England Sevens players defiant in pursuit of following Tokyo Olympics dream

Kate Rowan
·5-min read
Holly Aitchison (left to right), Deborah Fleming and Amy Wilson-Hardy have the Tokyo Games in their sights - GETTY IMAGES
Holly Aitchison (left to right), Deborah Fleming and Amy Wilson-Hardy have the Tokyo Games in their sights - GETTY IMAGES

Members of the women’s England Sevens squad have vowed to train for the Tokyo Olympics even if they lose their central contracts at the end of this month and are forced to seek alternative employment.

Telegraph Sport revealed last week that the Rugby Football Union plans to cut funding for the majority of England Sevens players, even though they are likely to make up the bulk of the Team GB sevens sides due to compete in the Games next year.

Many in the women’s squad feel their only option is to make a temporary switch to XVs and play in the Premier15s to keep up competitive rugby. With the English women’s top tier still mainly amateur, however, players are also seeking full-time employment or educational opportunities.

Deborah Fleming, who was part of England’s bronze-medal winning side at the 2018 Commonwealth Games, has talked of “struggling” emotionally over the past few months, but that has only strengthened her resolve to push towards Tokyo.

“For me, it was like heartache, I had heartache about the Olympics being postponed,” she said. “I had a heartache because you have to realise you may not be selected and come next year I may not be able to maintain the fitness, strength, power, speed and skill set to contend anymore for a position because I am going to be working full time.”

Unlike the majority of Olympic sports, sevens does not receive any funding from UK Sport.

With the RFU projecting losses between £73 million and £107 million for this financial year, players were advised to explore other options between now and the resumption of the Sevens World Series in the new year.

Fleming, 29, who first took up sevens in 2012 having represented the South-West in netball and athletics, says that she has secured a “nine-to-five role” in the corporate world and will be working 40-hour weeks. “I recognise the challenges of going into full-time employment and how that is going to have a large impact on my training ability and the kinds of sessions I can get done, but I think everybody recognises that you have to pay bills,” she said.

Fleming and team-mate Amy Wilson Hardy have found themselves in this position before of balancing elite rugby with full-time work or study, but there is a younger cohort in the squad who have only ever known professionalism with the England Sevens programme.

“Deborah, myself and maybe two of the other girls have experienced what it is like not to be a professional athlete, but the majority of these girls have come straight into professional sport,” said Wilson Hardy, who was part of the 2016 Team GB squad who finished fourth in Rio.

“I don’t want to speak out of turn but maybe because it is a younger squad, there is less financial pressure on some of the younger girls but some people do have mortgages to pay and financial stress.”

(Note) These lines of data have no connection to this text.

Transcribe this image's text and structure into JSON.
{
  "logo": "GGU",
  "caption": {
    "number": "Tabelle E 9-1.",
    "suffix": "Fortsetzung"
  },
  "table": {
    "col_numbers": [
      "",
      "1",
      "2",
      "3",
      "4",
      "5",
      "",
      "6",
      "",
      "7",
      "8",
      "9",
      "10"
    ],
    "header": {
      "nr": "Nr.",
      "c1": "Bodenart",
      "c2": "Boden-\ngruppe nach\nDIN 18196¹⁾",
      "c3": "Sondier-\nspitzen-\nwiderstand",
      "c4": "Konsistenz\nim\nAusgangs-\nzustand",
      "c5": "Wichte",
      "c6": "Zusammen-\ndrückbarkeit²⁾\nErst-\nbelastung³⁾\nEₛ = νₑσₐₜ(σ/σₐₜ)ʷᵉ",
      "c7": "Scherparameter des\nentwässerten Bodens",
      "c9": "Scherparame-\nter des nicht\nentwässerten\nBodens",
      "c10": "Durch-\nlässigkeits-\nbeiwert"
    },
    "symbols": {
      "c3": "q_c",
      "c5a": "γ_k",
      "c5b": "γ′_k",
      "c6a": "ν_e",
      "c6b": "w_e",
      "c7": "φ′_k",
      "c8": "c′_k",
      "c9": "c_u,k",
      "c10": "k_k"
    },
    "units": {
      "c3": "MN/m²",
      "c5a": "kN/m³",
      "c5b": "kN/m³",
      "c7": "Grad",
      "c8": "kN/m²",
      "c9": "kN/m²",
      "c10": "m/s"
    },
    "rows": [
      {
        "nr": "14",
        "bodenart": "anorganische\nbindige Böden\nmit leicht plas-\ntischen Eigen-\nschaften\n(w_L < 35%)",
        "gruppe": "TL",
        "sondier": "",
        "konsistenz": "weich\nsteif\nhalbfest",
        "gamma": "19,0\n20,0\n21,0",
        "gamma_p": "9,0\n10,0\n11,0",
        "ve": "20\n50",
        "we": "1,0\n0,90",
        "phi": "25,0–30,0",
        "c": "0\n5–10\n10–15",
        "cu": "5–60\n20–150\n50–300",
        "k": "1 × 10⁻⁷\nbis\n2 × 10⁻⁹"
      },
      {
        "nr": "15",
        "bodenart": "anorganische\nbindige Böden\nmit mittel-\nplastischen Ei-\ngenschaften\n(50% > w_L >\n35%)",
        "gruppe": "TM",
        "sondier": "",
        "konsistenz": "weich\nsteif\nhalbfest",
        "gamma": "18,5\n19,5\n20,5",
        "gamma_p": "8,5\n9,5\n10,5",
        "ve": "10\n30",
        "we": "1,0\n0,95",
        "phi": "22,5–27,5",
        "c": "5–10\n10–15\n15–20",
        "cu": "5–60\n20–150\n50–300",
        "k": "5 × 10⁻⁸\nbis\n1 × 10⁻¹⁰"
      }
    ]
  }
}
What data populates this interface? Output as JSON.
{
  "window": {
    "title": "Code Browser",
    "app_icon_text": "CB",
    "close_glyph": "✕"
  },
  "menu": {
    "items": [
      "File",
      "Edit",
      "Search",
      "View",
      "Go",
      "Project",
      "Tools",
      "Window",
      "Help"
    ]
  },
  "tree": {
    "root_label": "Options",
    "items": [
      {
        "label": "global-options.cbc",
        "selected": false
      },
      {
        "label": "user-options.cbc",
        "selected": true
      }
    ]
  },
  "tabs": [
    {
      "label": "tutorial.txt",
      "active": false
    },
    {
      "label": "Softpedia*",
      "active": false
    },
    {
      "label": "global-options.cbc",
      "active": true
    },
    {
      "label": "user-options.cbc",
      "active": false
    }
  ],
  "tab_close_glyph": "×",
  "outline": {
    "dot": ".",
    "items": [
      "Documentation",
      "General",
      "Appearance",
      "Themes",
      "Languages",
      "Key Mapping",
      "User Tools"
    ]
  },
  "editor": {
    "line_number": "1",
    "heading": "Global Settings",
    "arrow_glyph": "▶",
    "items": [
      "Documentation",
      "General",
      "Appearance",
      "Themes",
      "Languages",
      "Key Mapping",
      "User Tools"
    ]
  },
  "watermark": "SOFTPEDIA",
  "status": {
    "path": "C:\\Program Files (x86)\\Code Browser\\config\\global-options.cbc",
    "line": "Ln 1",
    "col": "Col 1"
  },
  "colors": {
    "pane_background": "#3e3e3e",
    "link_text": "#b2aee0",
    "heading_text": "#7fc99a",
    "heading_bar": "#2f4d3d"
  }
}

One of those younger players who looked to be part of the first generation of full-time female rugby professionals in England is 22-year-old Holly Aitchison from Formby.

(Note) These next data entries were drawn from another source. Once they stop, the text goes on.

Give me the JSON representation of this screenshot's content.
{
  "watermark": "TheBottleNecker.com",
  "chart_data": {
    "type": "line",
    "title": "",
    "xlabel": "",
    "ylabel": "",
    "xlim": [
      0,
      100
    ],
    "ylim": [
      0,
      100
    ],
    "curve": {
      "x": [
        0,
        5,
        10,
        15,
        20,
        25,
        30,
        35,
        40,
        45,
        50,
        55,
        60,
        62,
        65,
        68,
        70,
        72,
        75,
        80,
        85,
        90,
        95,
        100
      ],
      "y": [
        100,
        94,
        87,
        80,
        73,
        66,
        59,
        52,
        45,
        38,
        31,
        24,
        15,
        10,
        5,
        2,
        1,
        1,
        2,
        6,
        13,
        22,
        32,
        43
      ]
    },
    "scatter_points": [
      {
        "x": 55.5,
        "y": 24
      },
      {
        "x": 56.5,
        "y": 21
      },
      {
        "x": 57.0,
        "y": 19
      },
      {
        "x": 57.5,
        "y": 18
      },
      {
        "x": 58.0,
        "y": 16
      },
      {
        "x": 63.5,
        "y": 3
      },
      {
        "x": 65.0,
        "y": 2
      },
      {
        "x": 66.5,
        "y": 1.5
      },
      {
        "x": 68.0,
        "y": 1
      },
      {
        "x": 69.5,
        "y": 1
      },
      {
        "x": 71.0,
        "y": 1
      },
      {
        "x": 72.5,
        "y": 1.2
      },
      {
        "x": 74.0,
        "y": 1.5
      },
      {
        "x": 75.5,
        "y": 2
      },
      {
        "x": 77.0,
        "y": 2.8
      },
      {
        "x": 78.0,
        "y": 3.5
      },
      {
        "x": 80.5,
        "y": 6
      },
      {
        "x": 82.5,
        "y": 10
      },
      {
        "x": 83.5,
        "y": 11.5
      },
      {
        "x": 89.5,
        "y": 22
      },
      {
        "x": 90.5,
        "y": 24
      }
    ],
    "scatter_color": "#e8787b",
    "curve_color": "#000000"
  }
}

Aitchison admits that taking on an apprenticeship and part-time job alongside rugby will take some adjustment. “From a younger player’s perspective, we are definitely a bit naive because we have never known anything other than being professional,” she said. “There is also a massive point there that we don’t know what it entails to train and to work. We were anxious.

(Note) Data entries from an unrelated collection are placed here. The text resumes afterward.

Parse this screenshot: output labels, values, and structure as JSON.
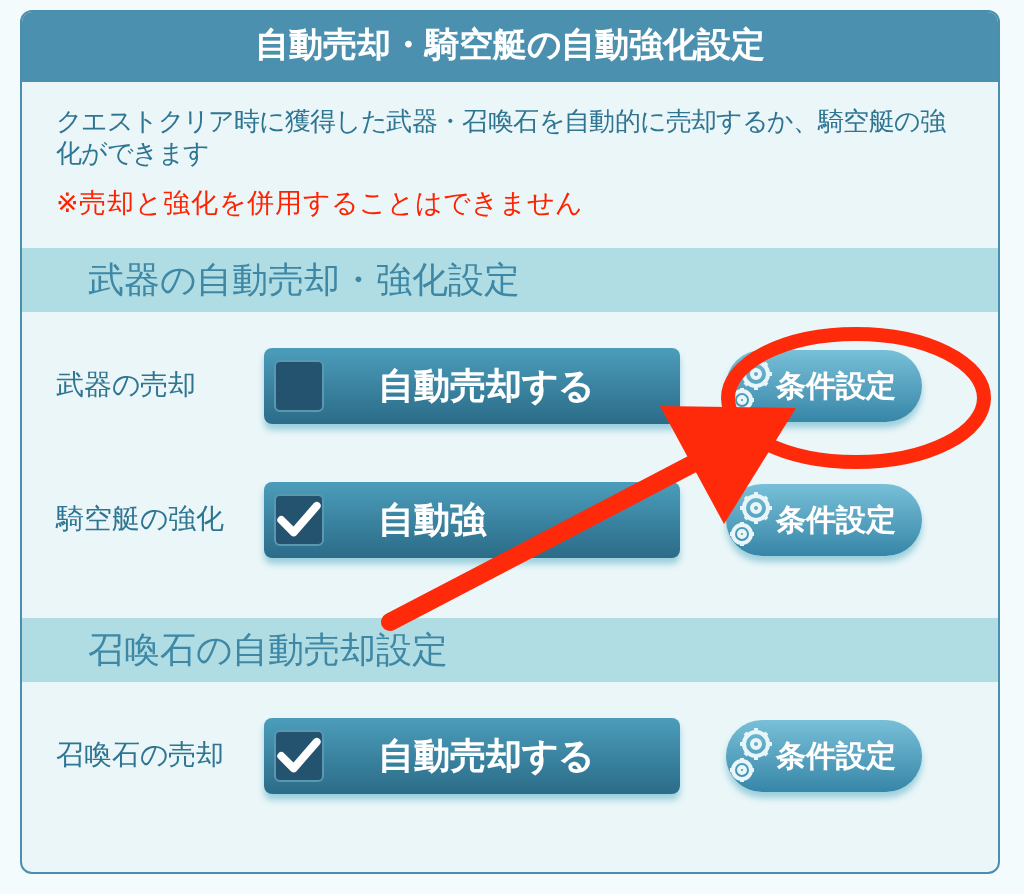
{
  "panel": {
    "title": "自動売却・騎空艇の自動強化設定",
    "description": "クエストクリア時に獲得した武器・召喚石を自動的に売却するか、騎空艇の強化ができます",
    "warning": "※売却と強化を併用することはできません"
  },
  "sections": [
    {
      "title": "武器の自動売却・強化設定",
      "rows": [
        {
          "label": "武器の売却",
          "toggle": {
            "label": "自動売却する",
            "checked": false
          },
          "settings_button": "条件設定"
        },
        {
          "label": "騎空艇の強化",
          "toggle": {
            "label": "自動強",
            "checked": true
          },
          "settings_button": "条件設定"
        }
      ]
    },
    {
      "title": "召喚石の自動売却設定",
      "rows": [
        {
          "label": "召喚石の売却",
          "toggle": {
            "label": "自動売却する",
            "checked": true
          },
          "settings_button": "条件設定"
        }
      ]
    }
  ]
}
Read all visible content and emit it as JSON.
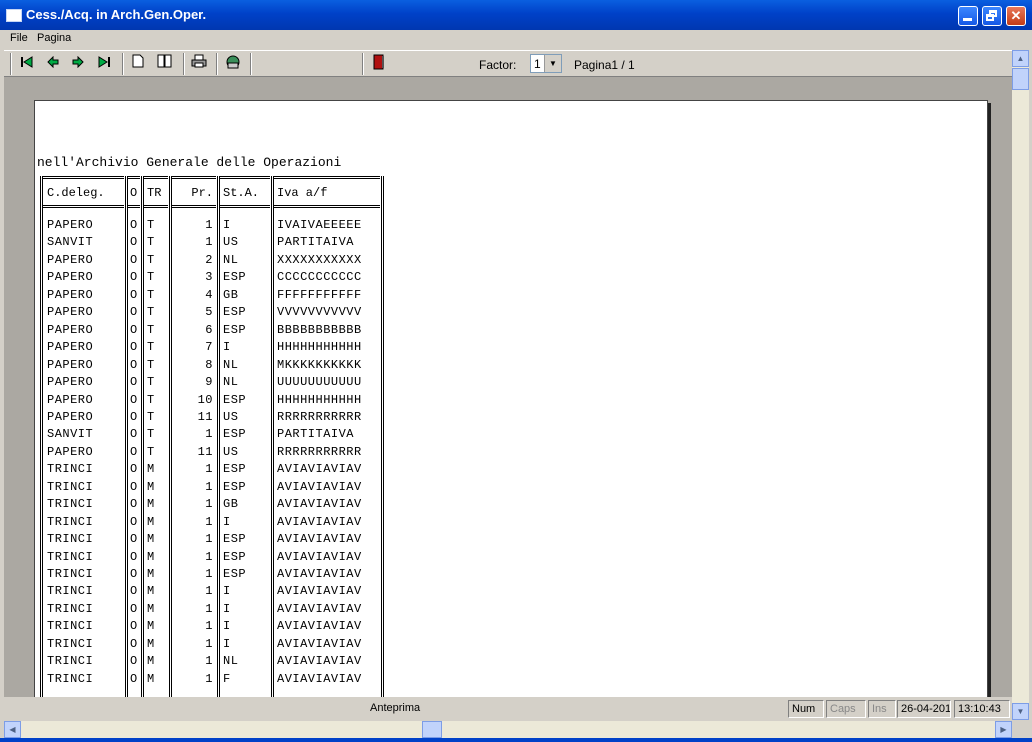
{
  "window": {
    "title": "Cess./Acq. in Arch.Gen.Oper."
  },
  "menu": [
    "File",
    "Pagina"
  ],
  "toolbar": {
    "factor_label": "Factor:",
    "factor_value": "1",
    "page_label": "Pagina1 / 1",
    "icons": [
      "first-page-icon",
      "prev-page-icon",
      "next-page-icon",
      "last-page-icon",
      "single-page-icon",
      "two-pages-icon",
      "print-icon",
      "export-icon",
      "exit-door-icon"
    ]
  },
  "report": {
    "title": "nell'Archivio Generale delle Operazioni",
    "columns": [
      "C.deleg.",
      "O",
      "TR",
      "Pr.",
      "St.A.",
      "Iva a/f"
    ],
    "rows": [
      [
        "PAPERO",
        "O",
        "T",
        "1",
        "I",
        "IVAIVAEEEEE"
      ],
      [
        "SANVIT",
        "O",
        "T",
        "1",
        "US",
        "PARTITAIVA"
      ],
      [
        "PAPERO",
        "O",
        "T",
        "2",
        "NL",
        "XXXXXXXXXXX"
      ],
      [
        "PAPERO",
        "O",
        "T",
        "3",
        "ESP",
        "CCCCCCCCCCC"
      ],
      [
        "PAPERO",
        "O",
        "T",
        "4",
        "GB",
        "FFFFFFFFFFF"
      ],
      [
        "PAPERO",
        "O",
        "T",
        "5",
        "ESP",
        "VVVVVVVVVVV"
      ],
      [
        "PAPERO",
        "O",
        "T",
        "6",
        "ESP",
        "BBBBBBBBBBB"
      ],
      [
        "PAPERO",
        "O",
        "T",
        "7",
        "I",
        "HHHHHHHHHHH"
      ],
      [
        "PAPERO",
        "O",
        "T",
        "8",
        "NL",
        "MKKKKKKKKKK"
      ],
      [
        "PAPERO",
        "O",
        "T",
        "9",
        "NL",
        "UUUUUUUUUUU"
      ],
      [
        "PAPERO",
        "O",
        "T",
        "10",
        "ESP",
        "HHHHHHHHHHH"
      ],
      [
        "PAPERO",
        "O",
        "T",
        "11",
        "US",
        "RRRRRRRRRRR"
      ],
      [
        "SANVIT",
        "O",
        "T",
        "1",
        "ESP",
        "PARTITAIVA"
      ],
      [
        "PAPERO",
        "O",
        "T",
        "11",
        "US",
        "RRRRRRRRRRR"
      ],
      [
        "TRINCI",
        "O",
        "M",
        "1",
        "ESP",
        "AVIAVIAVIAV"
      ],
      [
        "TRINCI",
        "O",
        "M",
        "1",
        "ESP",
        "AVIAVIAVIAV"
      ],
      [
        "TRINCI",
        "O",
        "M",
        "1",
        "GB",
        "AVIAVIAVIAV"
      ],
      [
        "TRINCI",
        "O",
        "M",
        "1",
        "I",
        "AVIAVIAVIAV"
      ],
      [
        "TRINCI",
        "O",
        "M",
        "1",
        "ESP",
        "AVIAVIAVIAV"
      ],
      [
        "TRINCI",
        "O",
        "M",
        "1",
        "ESP",
        "AVIAVIAVIAV"
      ],
      [
        "TRINCI",
        "O",
        "M",
        "1",
        "ESP",
        "AVIAVIAVIAV"
      ],
      [
        "TRINCI",
        "O",
        "M",
        "1",
        "I",
        "AVIAVIAVIAV"
      ],
      [
        "TRINCI",
        "O",
        "M",
        "1",
        "I",
        "AVIAVIAVIAV"
      ],
      [
        "TRINCI",
        "O",
        "M",
        "1",
        "I",
        "AVIAVIAVIAV"
      ],
      [
        "TRINCI",
        "O",
        "M",
        "1",
        "I",
        "AVIAVIAVIAV"
      ],
      [
        "TRINCI",
        "O",
        "M",
        "1",
        "NL",
        "AVIAVIAVIAV"
      ],
      [
        "TRINCI",
        "O",
        "M",
        "1",
        "F",
        "AVIAVIAVIAV"
      ]
    ]
  },
  "status": {
    "center": "Anteprima",
    "num": "Num",
    "caps": "Caps",
    "ins": "Ins",
    "date": "26-04-2016",
    "time": "13:10:43"
  }
}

I was privileged that I was never anything but a professional and I am scared to not be professional.”

Another disadvantage the players will face is being unable to train together regularly over the next five or six months. Fleming said: “You can do weights or running sessions alone but actually it is really important to have those relationships on the pitch and to spend as much time together as possible on the pitch. We are reducing all of that. Ideally, I would like to be still playing with everybody as a collective to keep that going.”

Sports Briefing
Sports Briefing

With the players on furlough since March, the psychological strain has impacted them in different ways. Wilson Hardy struggled on what would have been the day of the Olympic opening ceremony but says she had been experiencing some anxiety around weight loss in lockdown. “There is a lot to the emotional roller coaster. For me I am five kilos lighter than I was at the start of lockdown. That isn’t good for a rugby player; don’t read that like, ‘Oh, it is great, she has lost weight’. I will be trying my best to put that back on,” she said.

“That has almost been more of an effect up here (in her head) than with my body and we are lucky none of us have been affected by coronavirus.

“There is more to it than the physical health, for me personally there is also the mental challenge, the mental health and keeping happy in myself albeit being on this journey not knowing what is going to happen. The future is so uncertain.”

Wilson Hardy strikes a note of defiance. “We are not here to plea for anything, we are here to tell our story and to show that, like how everyone is struggling in their own ways, we are overcoming and we will overcome,” she says. “We are still excited at the prospect of the Olympics but it is a lot more challenging now but we will find a way to do it.”